global data.
2) exceptions: pulling out of the normal path of execution until an
error handler is hit or exit the program. This actually prematurely
terminates the function being called and enters a different execution
pathway.
3) return a value from the function.

These are all very different things. Only the first and last can be
considered normal things for a function to do.

Oct 30 '06 #17

P: n/a
Noah Roberts <ro**********@gmail.comwrote:
Marcus Kwok wrote:
>Well, my point was that generally exceptions were created as a better
replacement for error return codes.

Yes, I see your confusion. Just because something "replaces" something
doesn't mean they are equivelant.

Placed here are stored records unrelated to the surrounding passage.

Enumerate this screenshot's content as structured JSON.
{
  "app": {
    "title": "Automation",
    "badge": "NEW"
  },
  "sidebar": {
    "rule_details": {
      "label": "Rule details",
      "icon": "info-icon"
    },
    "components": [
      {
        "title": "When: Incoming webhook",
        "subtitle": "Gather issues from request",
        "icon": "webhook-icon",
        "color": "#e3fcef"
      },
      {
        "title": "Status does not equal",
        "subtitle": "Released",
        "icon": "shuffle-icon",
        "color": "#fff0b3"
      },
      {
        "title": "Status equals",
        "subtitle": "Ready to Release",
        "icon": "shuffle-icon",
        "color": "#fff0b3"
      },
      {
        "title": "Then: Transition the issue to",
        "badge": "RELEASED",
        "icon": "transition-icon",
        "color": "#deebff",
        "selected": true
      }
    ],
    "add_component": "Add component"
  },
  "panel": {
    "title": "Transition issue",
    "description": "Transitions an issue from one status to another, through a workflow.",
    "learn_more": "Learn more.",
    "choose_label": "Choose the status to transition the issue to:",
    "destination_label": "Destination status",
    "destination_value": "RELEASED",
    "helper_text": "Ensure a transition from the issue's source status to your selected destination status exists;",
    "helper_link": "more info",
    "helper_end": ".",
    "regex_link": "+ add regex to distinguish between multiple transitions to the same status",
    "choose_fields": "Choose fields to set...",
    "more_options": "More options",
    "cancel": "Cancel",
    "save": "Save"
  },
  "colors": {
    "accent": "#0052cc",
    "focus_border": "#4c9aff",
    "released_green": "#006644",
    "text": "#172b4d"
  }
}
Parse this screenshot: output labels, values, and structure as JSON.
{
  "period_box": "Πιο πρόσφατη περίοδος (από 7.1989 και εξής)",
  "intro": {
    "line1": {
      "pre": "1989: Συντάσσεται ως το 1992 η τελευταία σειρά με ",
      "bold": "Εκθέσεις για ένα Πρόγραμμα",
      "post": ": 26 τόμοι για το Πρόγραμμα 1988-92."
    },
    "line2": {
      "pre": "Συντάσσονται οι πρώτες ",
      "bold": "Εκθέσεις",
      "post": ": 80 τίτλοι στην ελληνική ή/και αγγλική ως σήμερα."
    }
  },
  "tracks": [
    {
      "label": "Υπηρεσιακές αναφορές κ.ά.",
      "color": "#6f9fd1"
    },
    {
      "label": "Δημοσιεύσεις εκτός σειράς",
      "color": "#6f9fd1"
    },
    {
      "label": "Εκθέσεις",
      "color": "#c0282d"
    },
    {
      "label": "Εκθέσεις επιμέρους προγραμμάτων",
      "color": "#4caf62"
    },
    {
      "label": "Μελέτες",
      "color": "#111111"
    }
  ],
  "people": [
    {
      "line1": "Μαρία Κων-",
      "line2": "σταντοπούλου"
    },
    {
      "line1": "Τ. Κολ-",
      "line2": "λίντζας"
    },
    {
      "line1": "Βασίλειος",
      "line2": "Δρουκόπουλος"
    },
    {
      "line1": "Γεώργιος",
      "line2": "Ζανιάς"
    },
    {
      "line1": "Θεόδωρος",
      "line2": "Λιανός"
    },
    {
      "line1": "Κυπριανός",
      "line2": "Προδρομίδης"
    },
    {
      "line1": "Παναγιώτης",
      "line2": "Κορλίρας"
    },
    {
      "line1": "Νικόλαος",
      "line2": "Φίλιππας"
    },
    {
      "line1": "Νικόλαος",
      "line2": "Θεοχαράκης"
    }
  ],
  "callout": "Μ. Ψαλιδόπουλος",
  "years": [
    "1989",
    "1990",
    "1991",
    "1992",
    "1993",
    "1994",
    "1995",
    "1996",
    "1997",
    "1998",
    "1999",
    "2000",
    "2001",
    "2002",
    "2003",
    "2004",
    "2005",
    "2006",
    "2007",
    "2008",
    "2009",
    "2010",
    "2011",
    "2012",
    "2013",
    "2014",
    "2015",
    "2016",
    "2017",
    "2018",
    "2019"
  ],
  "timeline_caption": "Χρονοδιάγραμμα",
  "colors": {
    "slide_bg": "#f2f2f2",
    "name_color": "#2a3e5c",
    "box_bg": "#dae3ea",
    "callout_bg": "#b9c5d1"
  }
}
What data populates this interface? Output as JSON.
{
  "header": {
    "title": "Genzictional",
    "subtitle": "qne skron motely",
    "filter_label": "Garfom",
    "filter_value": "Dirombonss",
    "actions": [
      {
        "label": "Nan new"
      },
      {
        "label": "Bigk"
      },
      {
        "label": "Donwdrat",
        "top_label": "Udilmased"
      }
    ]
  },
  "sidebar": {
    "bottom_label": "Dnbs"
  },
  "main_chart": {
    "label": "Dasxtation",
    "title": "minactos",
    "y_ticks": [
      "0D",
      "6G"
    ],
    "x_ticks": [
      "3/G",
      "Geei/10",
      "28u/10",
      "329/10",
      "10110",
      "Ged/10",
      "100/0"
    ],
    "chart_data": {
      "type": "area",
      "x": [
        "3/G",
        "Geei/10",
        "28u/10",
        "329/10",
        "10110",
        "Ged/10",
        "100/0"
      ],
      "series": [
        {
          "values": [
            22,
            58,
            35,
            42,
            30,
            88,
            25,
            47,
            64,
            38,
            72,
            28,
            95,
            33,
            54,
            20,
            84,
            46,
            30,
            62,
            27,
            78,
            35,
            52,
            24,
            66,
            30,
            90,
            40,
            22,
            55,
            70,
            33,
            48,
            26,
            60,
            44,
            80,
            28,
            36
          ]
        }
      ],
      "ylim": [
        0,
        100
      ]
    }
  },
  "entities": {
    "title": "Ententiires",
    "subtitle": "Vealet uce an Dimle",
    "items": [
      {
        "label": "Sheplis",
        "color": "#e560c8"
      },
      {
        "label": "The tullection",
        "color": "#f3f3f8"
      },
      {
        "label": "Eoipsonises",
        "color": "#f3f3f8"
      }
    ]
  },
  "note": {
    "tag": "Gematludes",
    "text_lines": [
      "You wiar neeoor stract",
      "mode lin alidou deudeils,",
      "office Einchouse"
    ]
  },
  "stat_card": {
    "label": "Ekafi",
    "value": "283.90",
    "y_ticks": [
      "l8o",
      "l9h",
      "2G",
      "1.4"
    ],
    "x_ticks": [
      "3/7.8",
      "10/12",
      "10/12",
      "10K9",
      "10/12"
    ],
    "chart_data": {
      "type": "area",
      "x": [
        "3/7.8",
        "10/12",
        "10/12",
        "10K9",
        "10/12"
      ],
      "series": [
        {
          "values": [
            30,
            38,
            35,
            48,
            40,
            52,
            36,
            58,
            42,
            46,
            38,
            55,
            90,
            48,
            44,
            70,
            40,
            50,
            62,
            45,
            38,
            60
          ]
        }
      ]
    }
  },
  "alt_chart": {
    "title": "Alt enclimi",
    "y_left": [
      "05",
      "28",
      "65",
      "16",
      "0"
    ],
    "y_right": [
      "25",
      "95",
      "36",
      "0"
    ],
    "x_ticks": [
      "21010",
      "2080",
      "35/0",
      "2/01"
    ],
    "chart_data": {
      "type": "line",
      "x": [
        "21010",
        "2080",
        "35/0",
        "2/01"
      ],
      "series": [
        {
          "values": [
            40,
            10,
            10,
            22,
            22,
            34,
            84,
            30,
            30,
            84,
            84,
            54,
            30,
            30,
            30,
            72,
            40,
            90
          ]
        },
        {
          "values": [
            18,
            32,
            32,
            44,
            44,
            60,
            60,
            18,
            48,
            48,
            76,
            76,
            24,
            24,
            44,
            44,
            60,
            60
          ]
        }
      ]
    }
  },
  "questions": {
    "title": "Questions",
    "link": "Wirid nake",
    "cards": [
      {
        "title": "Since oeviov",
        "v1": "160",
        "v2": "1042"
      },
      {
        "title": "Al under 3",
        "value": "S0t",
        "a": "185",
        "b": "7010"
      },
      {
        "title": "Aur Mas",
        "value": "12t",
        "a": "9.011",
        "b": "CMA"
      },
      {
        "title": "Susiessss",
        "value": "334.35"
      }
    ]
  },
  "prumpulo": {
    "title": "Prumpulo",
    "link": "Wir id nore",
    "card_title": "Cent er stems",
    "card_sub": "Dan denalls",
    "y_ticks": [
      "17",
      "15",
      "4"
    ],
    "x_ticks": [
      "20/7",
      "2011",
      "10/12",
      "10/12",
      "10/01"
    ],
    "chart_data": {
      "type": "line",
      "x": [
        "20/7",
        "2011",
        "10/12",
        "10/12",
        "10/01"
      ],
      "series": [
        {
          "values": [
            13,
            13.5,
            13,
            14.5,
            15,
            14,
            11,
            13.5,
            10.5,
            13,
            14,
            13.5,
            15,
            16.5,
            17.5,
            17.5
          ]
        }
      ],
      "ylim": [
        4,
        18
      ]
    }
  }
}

One of the great things about using
exceptions for error handling is that error handling is removed from
the standard flow of the program. You now have a totally separate
control path for errors vs. normal program flow.
Right, I never said they were equivalent; exceptions are better for
reporting errors, and 'return' is better for, um, returning values from
a function. Use the right construct for the right job.

You can replace a bicycle with a car. The car is better for some
situations, and a bicycle is better in other situations, but both can do
similar things.
Basically there are 3 supported methods for information to leave a
function:

1) function side effects: altering reference parameters, pointers, or
global data.
OK, no problem.
2) exceptions: pulling out of the normal path of execution until an
error handler is hit or exit the program. This actually prematurely
terminates the function being called and enters a different execution
pathway.
However, if all intermediate operations are nothrow, and the only places
where an exception is thrown is where a normal return statement should
be, and the calling code is wrapped appropriately, then you can write
code *as if* the exception mechanism is your return mechanism.
3) return a value from the function.
Obviously no problem.
These are all very different things. Only the first and last can be
considered normal things for a function to do.
I will agree to this last statement. Under normal circumstances, I
would not use exceptions to propagate values to calling code. But, just
because something is not normally done or shouldn't be done, doesn't
mean it can't be done.

--
Marcus Kwok
Replace 'invalid' with 'net' to reply
Oct 30 '06 #18

This discussion thread is closed

Replies have been disabled for this discussion.